During that time Sandusky was banned from having children on campus, yet that ban was unenforceable. So, Sandusky was still able to be on campus. Since the news broke there have been more victims who have come forward and it appears that Sandusky won't be a free man much longer. 

It would seem that if an event such as this that the media would be focusing on Sandusky and the two involved with the attempted cover up. That didn't happen instead Paterno has been treated like he was the one who was abusing children and not too far behind him is McQueary. 

Legally, Paterno has already been cleared. In a perfect world Curley would have called the police and an investigation would have been launced into Sandusky. Since, Curley did not do that it has fallen on what was Paterno's moral obligation or McQueary's for that matter? 

It would be fair to assume that Penn State has policies in place for a matter like that and it makes a lot of sense that since Paterno is not the campus police in order to have the allegations investigated the Athletic Director would need to make that decision from that report and there was definitely enough evidence for him to have picked up the phone and brought in the police. 

Can only imagine what would have happened if the police were called by Paterno and it turned out that it was all a lie. Paterno would have been fired on the spot for not following the policies set forth by Penn State. 

One can argue that the protection of a child is more important than a job and that is definitely true. The only issue with that argument is that Paterno did not witness what happened, he had the report from McQueary and since Paterno wasn't the campus police he had no responsibility to investigate it, his responsibility was to report it to his supervisor and he did. 

Last week Paterno held a press conference announcing he was going to retire at the end of this season. Unfortunately for Paterno he did not get the chance the Board of Trustees at Penn State decided to fire him, which was the wrong call. 

Paterno didn't do anything wrong! He did what he supposed to do it was not his fault that there was a cover up and it definitely wasn't his fault that ESPN began broadcasting around the clock of what was going on. 

So, the trustees took the easy way out and fired Paterno and if he had stayed for the rest of the season the media attention would continue. 

As for McQueary it's hard to imagine what he walked in on and how he felt afterwards. It's easy to say he should have called 911 or at least attempted to protect the child and because he waited till the next day to report to Paterno he's being hounded by the media and has been threatend. 

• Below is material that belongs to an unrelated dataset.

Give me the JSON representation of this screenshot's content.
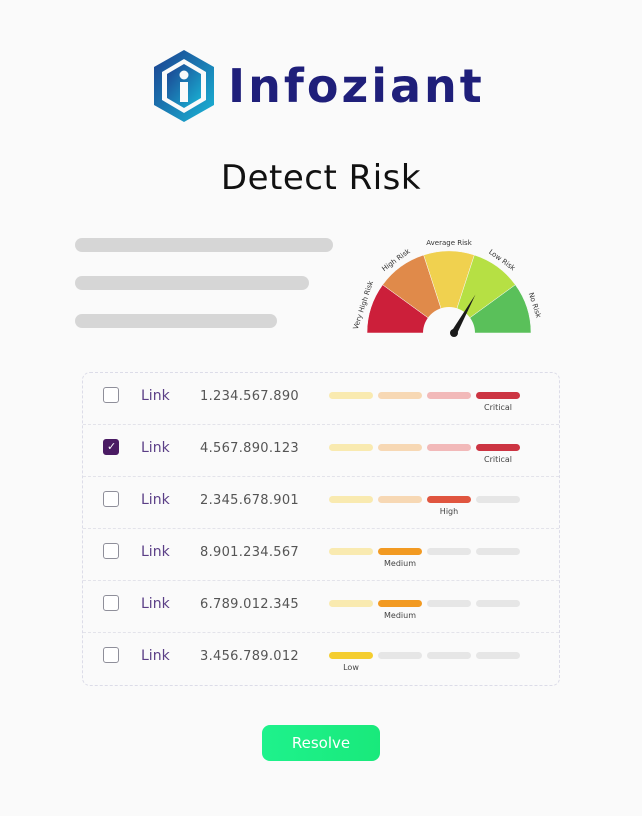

It's also easy to say what he should have done after witnessing it. Yet, it's not so easy to judge him for not calling the police and here's a couple of visual examples of why: http://www.youtube.com/watch?v=H7dfkZKjWSo,  http://www.youtube.com/watch?v=TRPftyFAVbM and http://www.youtube.com/watch?v=SEBGg71BJoI&feature=related

 

Not only do those videos show a majority of people doing nothing all of them involve children from two that are kidnapping attempts and one that is violent. Unlike those who did not act in those examples in the videos, McQueary did act. If it was because he waited until the next day that makes it morally wrong? A day late is better than not doing anything at all or attempting to cover something up in this case. 

Paterno became the scapegoat thanks to the media and during that time there was more attention on what was going to happen with Paterno's job then what was going to happen to Sandusky. The only reason for that is due to Paterno being symbolic with Penn State. Also, the media has made it seem like Paterno is the monster and yet Paterno wasn't the campus police, he wasn't the one who made a ban that could not be enforced and he certainly did not attempt to cover up what had happened. 

With the Trustees not standing behind Paterno there will continue to be reports about Paterno having his name removed from the Big 10 Championship or Nike being pressured to remove his name from their campus, which will continue to put Penn State in the public eye, when in reality the media needs to move on and find another story or until a company like Nike stands up and sticks it right back to the media and refuses to give into the pressure of having Paterno's name removed.